__Exercise__: The output should be all lines of the entries below in which the word "photo" occurs.

__Records for processing__:
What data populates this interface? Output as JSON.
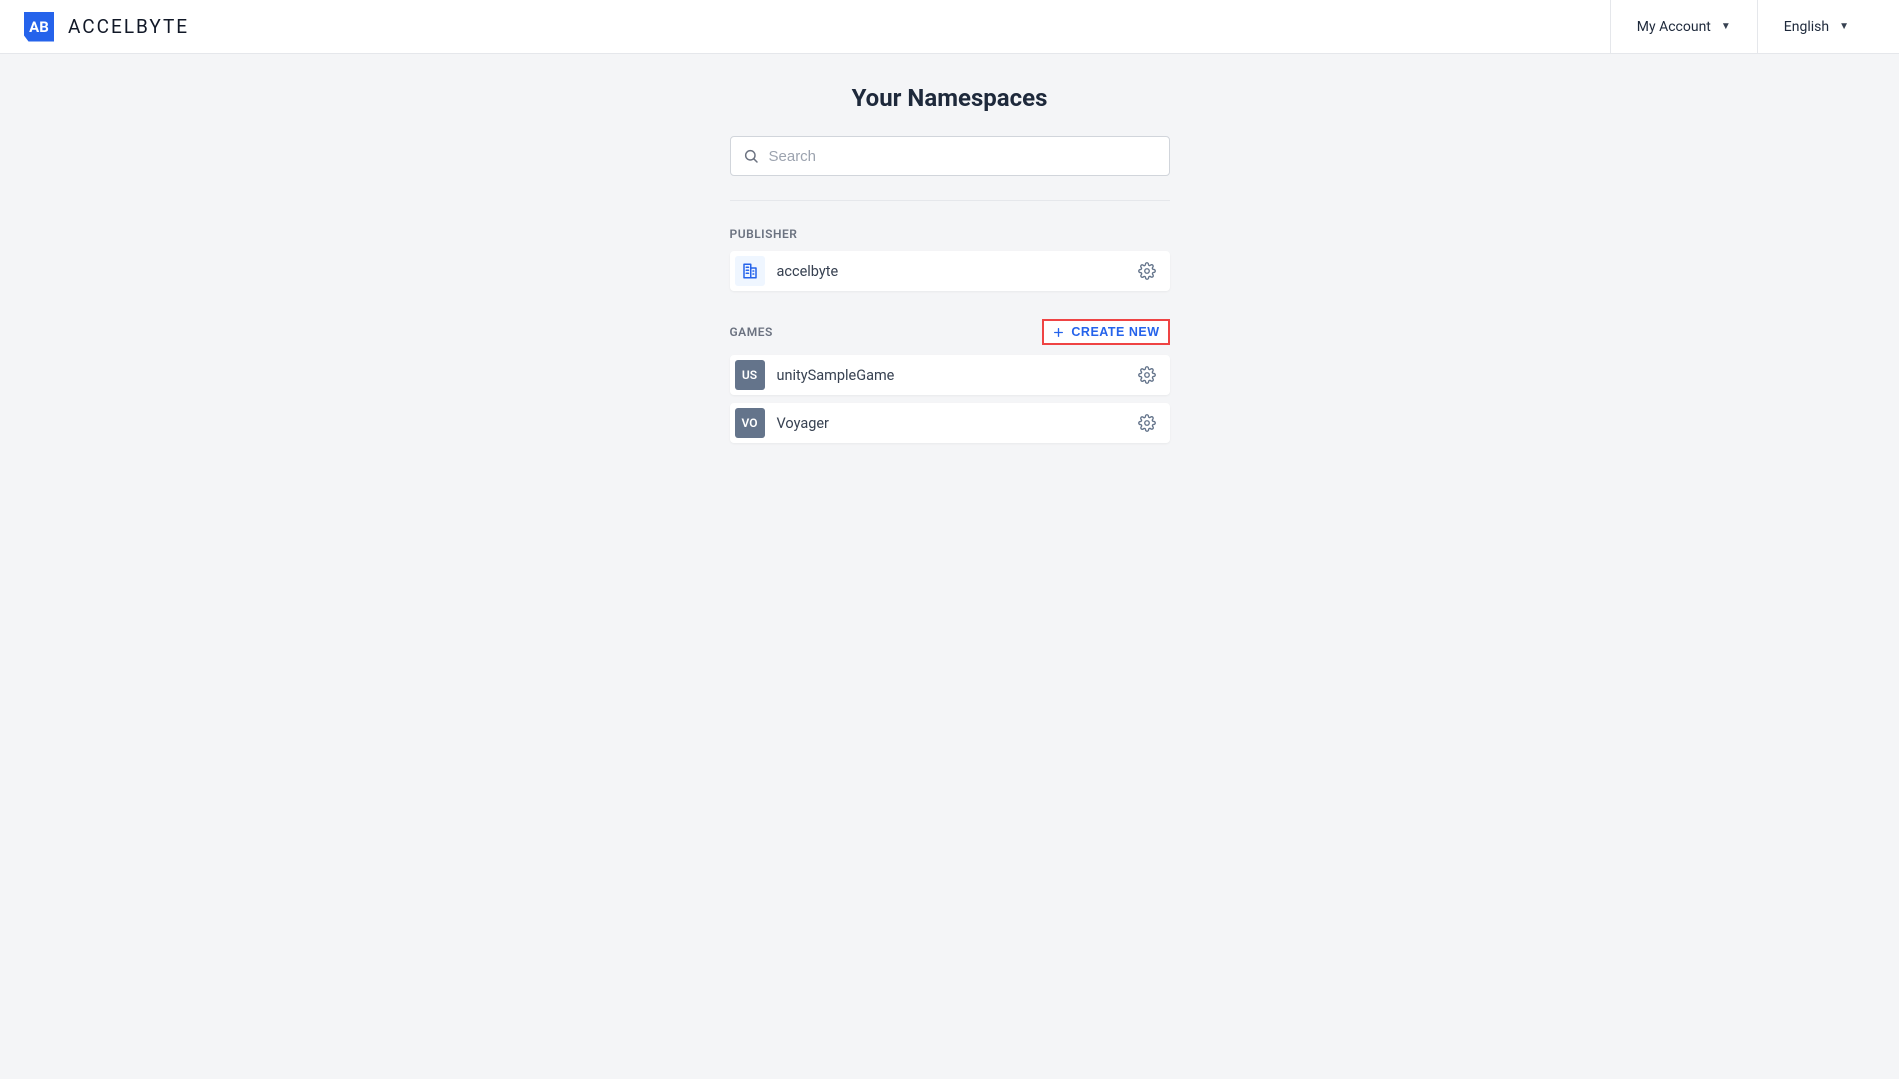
{
  "brand": {
    "mark": "AB",
    "name": "ACCELBYTE"
  },
  "header": {
    "account": "My Account",
    "language": "English"
  },
  "page": {
    "title": "Your Namespaces",
    "search_placeholder": "Search"
  },
  "sections": {
    "publisher": {
      "label": "PUBLISHER",
      "items": [
        {
          "name": "accelbyte"
        }
      ]
    },
    "games": {
      "label": "GAMES",
      "create_label": "CREATE NEW",
      "items": [
        {
          "abbr": "US",
          "name": "unitySampleGame"
        },
        {
          "abbr": "VO",
          "name": "Voyager"
        }
      ]
    }
  }
}
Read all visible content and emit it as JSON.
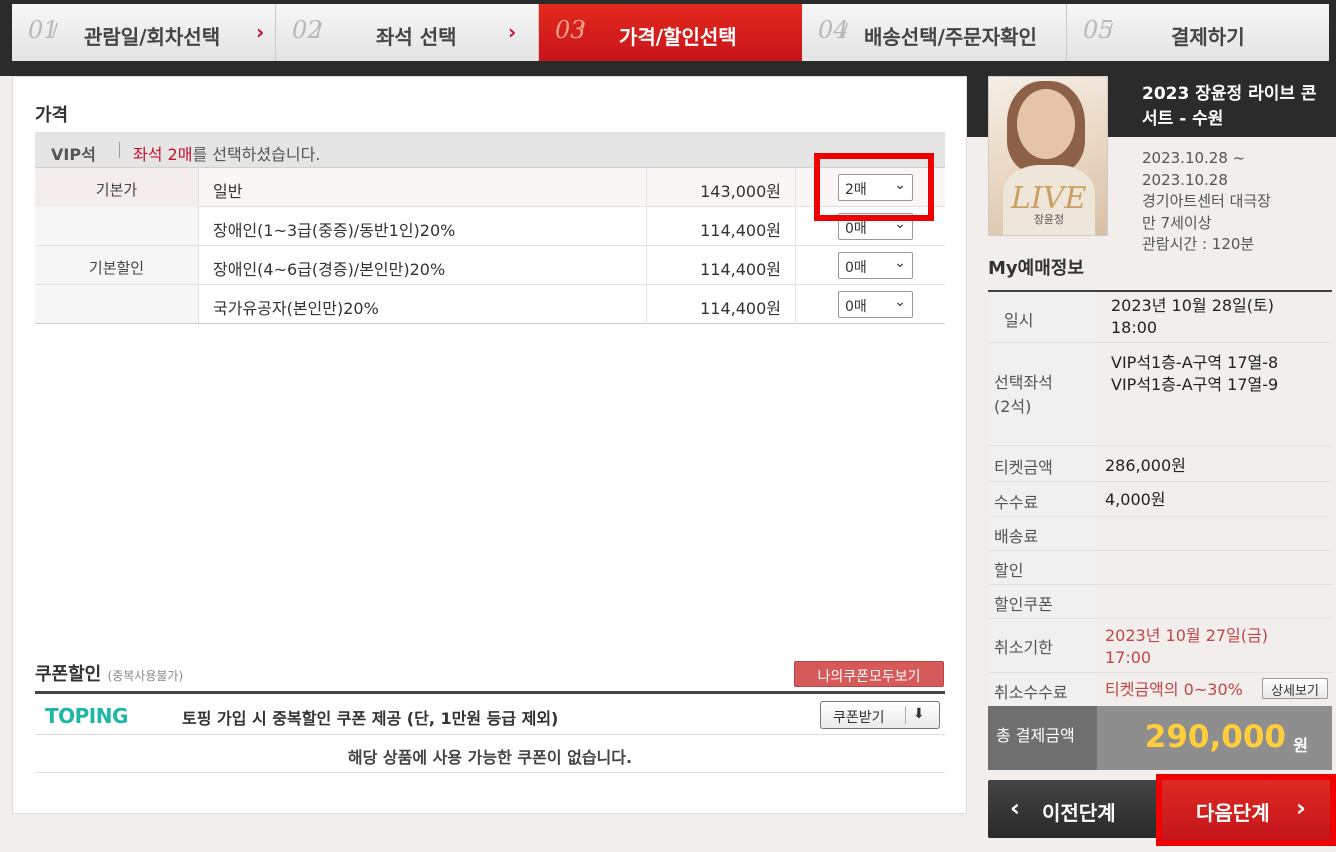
{
  "steps": [
    {
      "num": "01",
      "label": "관람일/회차선택",
      "chev": "›"
    },
    {
      "num": "02",
      "label": "좌석 선택",
      "chev": "›"
    },
    {
      "num": "03",
      "label": "가격/할인선택"
    },
    {
      "num": "04",
      "label": "배송선택/주문자확인"
    },
    {
      "num": "05",
      "label": "결제하기"
    }
  ],
  "price": {
    "title": "가격",
    "grade": "VIP석",
    "msg_prefix": "좌석 2매",
    "msg_suffix": "를 선택하셨습니다.",
    "categories": {
      "base": "기본가",
      "discount": "기본할인"
    },
    "rows": [
      {
        "name": "일반",
        "price": "143,000원",
        "qty": "2매"
      },
      {
        "name": "장애인(1~3급(중증)/동반1인)20%",
        "price": "114,400원",
        "qty": "0매"
      },
      {
        "name": "장애인(4~6급(경증)/본인만)20%",
        "price": "114,400원",
        "qty": "0매"
      },
      {
        "name": "국가유공자(본인만)20%",
        "price": "114,400원",
        "qty": "0매"
      }
    ]
  },
  "coupon": {
    "title": "쿠폰할인",
    "note": "(중복사용불가)",
    "view_all": "나의쿠폰모두보기",
    "logo": "TOPING",
    "desc": "토핑 가입 시 중복할인 쿠폰 제공 (단, 1만원 등급 제외)",
    "get_btn": "쿠폰받기",
    "empty": "해당 상품에 사용 가능한 쿠폰이 없습니다."
  },
  "show": {
    "title": "2023 장윤정 라이브 콘서트 - 수원",
    "period_start": "2023.10.28 ~",
    "period_end": "2023.10.28",
    "venue": "경기아트센터 대극장",
    "age": "만 7세이상",
    "runtime": "관람시간 : 120분",
    "poster_text": "LIVE",
    "poster_name": "장윤정"
  },
  "myinfo": {
    "title": "My예매정보",
    "rows": [
      {
        "k": "일시",
        "v1": "2023년 10월 28일(토)",
        "v2": "18:00"
      },
      {
        "k": "선택좌석",
        "k2": "(2석)",
        "v1": "VIP석1층-A구역 17열-8",
        "v2": "VIP석1층-A구역 17열-9"
      },
      {
        "k": "티켓금액",
        "v1": "286,000원"
      },
      {
        "k": "수수료",
        "v1": "4,000원"
      },
      {
        "k": "배송료",
        "v1": ""
      },
      {
        "k": "할인",
        "v1": ""
      },
      {
        "k": "할인쿠폰",
        "v1": ""
      },
      {
        "k": "취소기한",
        "v1": "2023년 10월 27일(금)",
        "v2": "17:00"
      },
      {
        "k": "취소수수료",
        "v1": "티켓금액의 0~30%",
        "btn": "상세보기"
      }
    ],
    "total_label": "총 결제금액",
    "total_amount": "290,000",
    "total_unit": "원"
  },
  "nav": {
    "prev": "이전단계",
    "next": "다음단계",
    "prev_icon": "‹",
    "next_icon": "›"
  },
  "colors": {
    "accent": "#c8102e",
    "highlight": "#ee0000",
    "total": "#ffce3a"
  }
}
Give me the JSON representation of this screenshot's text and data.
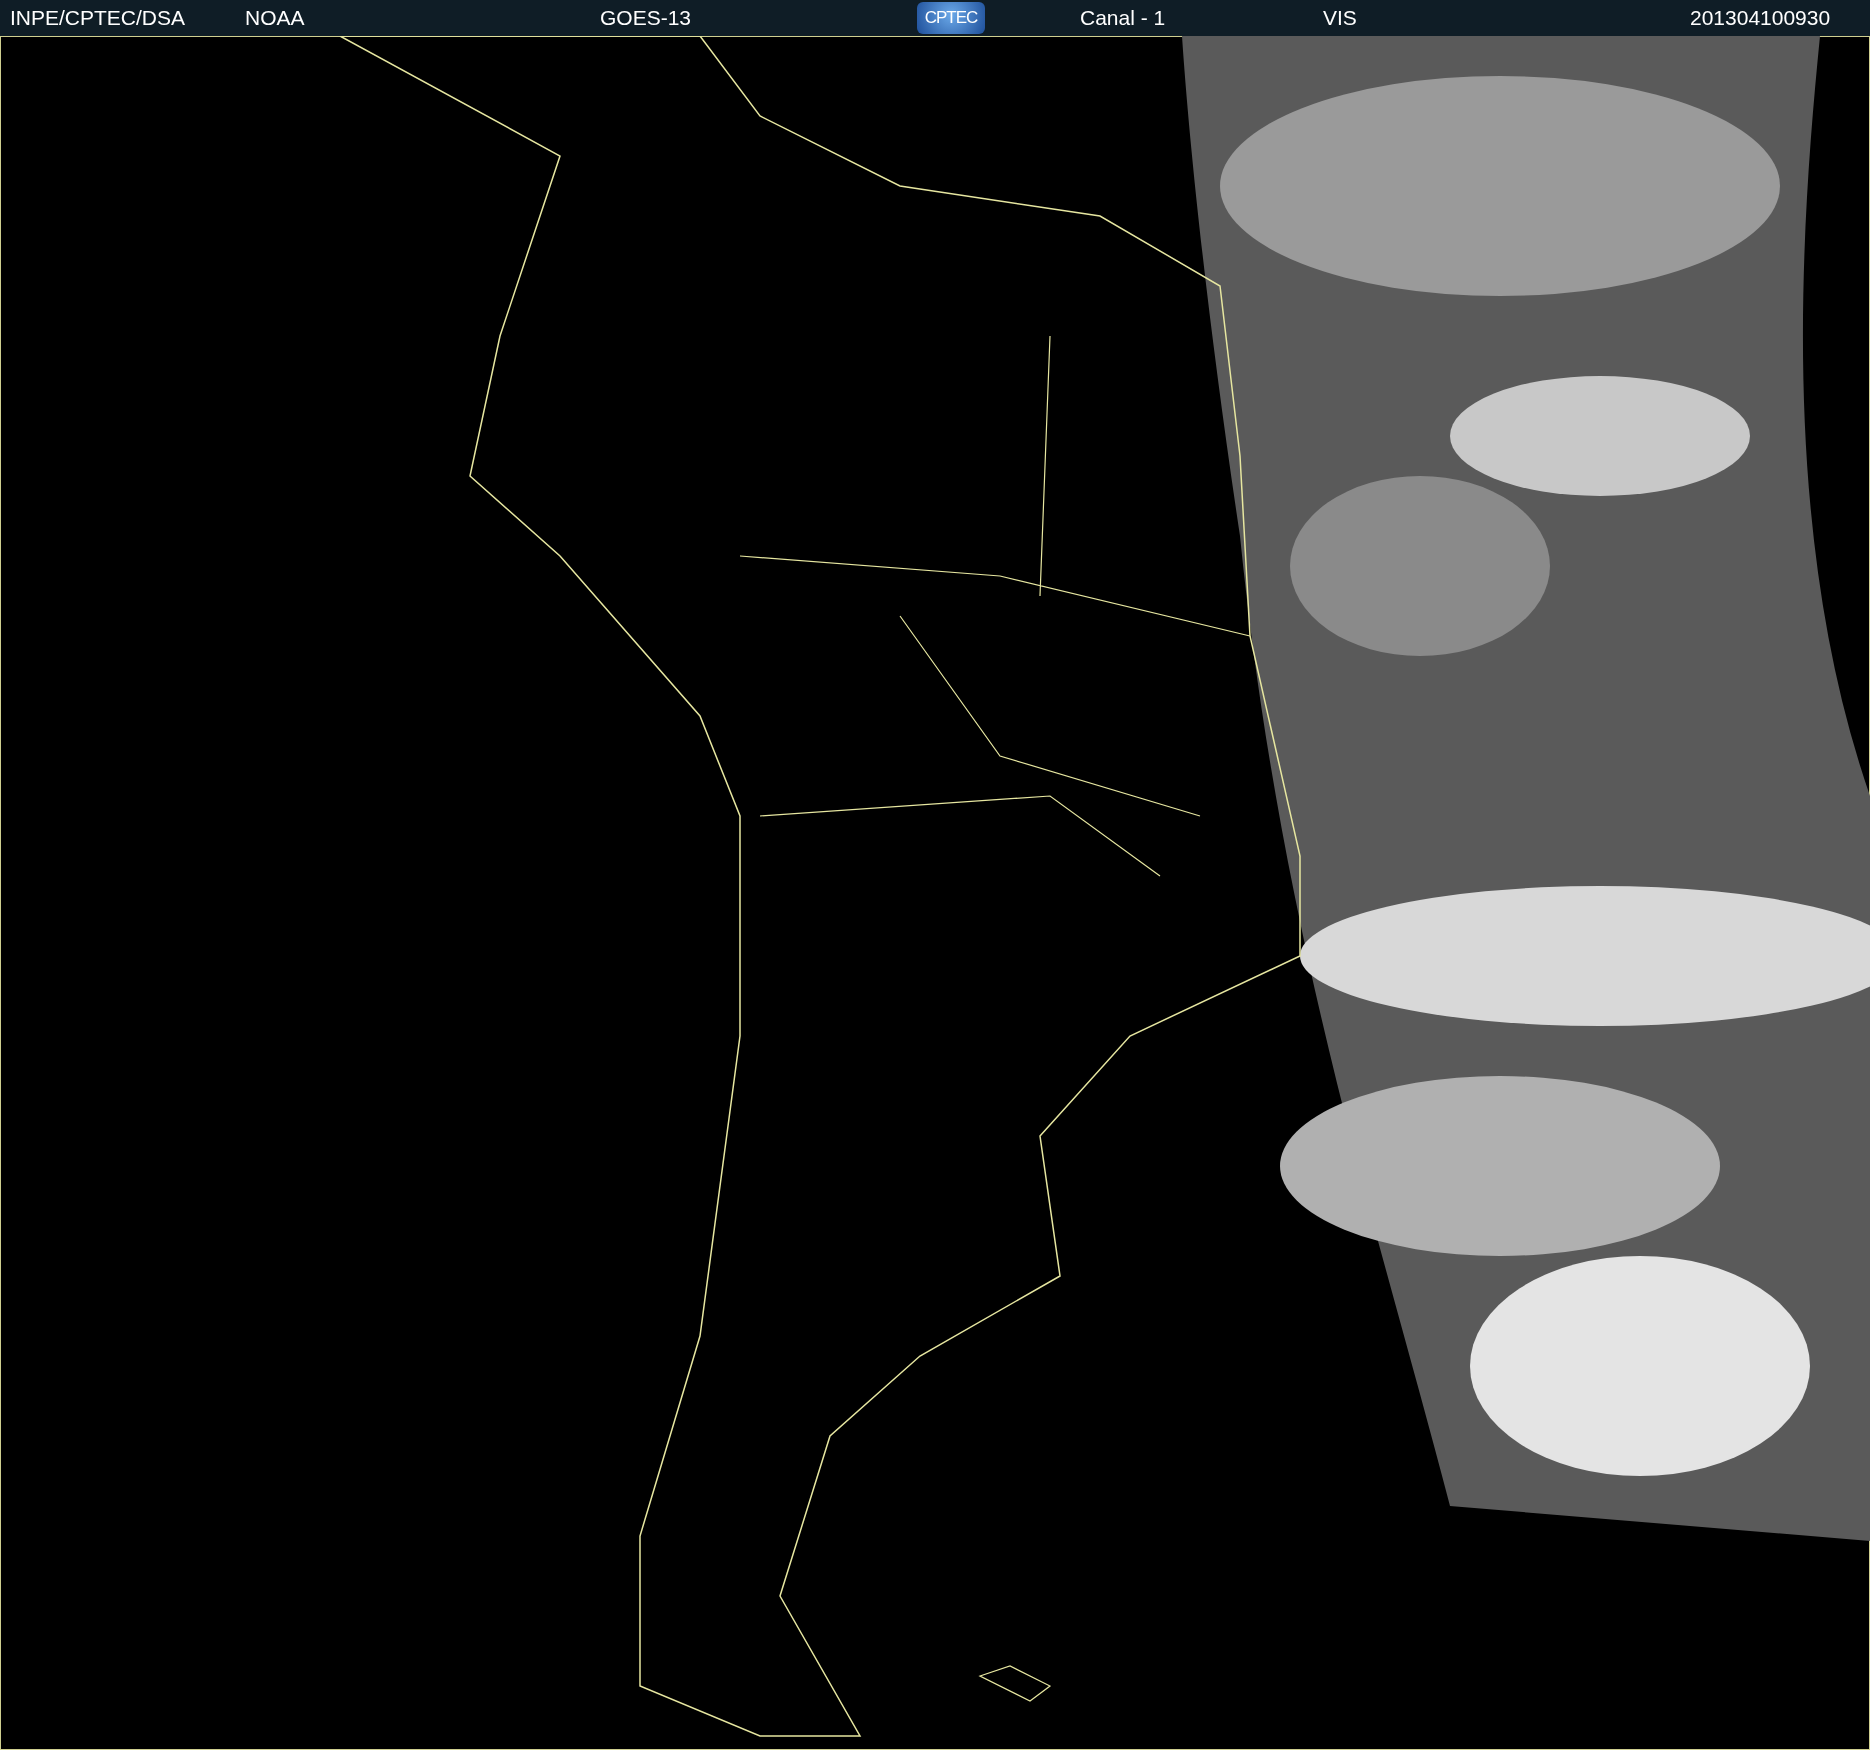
{
  "header": {
    "source": "INPE/CPTEC/DSA",
    "agency": "NOAA",
    "satellite": "GOES-13",
    "logo": "CPTEC",
    "channel": "Canal - 1",
    "band": "VIS",
    "timestamp": "201304100930"
  }
}
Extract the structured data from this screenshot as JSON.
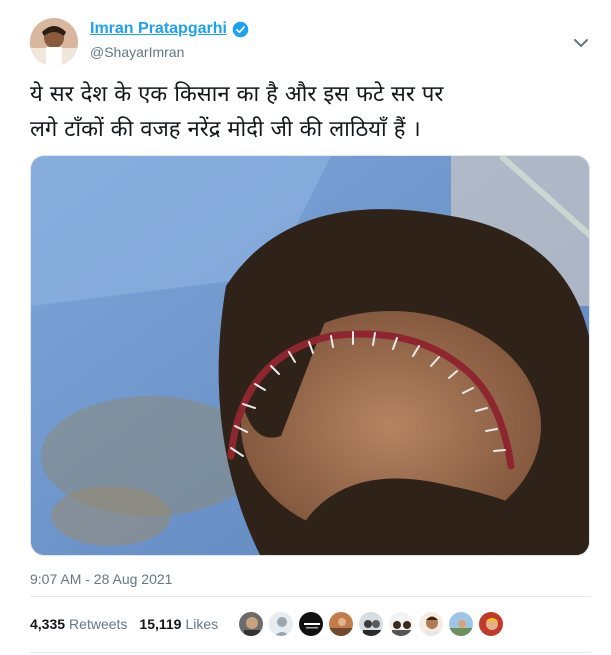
{
  "author": {
    "display_name": "Imran Pratapgarhi",
    "handle": "@ShayarImran",
    "verified": true,
    "avatar_icon": "profile-photo"
  },
  "tweet": {
    "text_line1": "ये सर देश के एक किसान का है और इस फटे सर पर",
    "text_line2": "लगे टाँकों की वजह नरेंद्र मोदी जी की लाठियाँ हैं ।",
    "media_description_icon": "photo-head-wound-stitches",
    "timestamp": "9:07 AM - 28 Aug 2021"
  },
  "stats": {
    "retweets_count": "4,335",
    "retweets_label": "Retweets",
    "likes_count": "15,119",
    "likes_label": "Likes"
  },
  "likers": {
    "count_shown": 9
  },
  "colors": {
    "accent": "#1da1f2",
    "muted": "#657786",
    "text": "#14171a",
    "border": "#e1e8ed"
  }
}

__Task solution__:
    "avatar_icon": "profile-photo"
    "media_description_icon": "photo-head-wound-stitches",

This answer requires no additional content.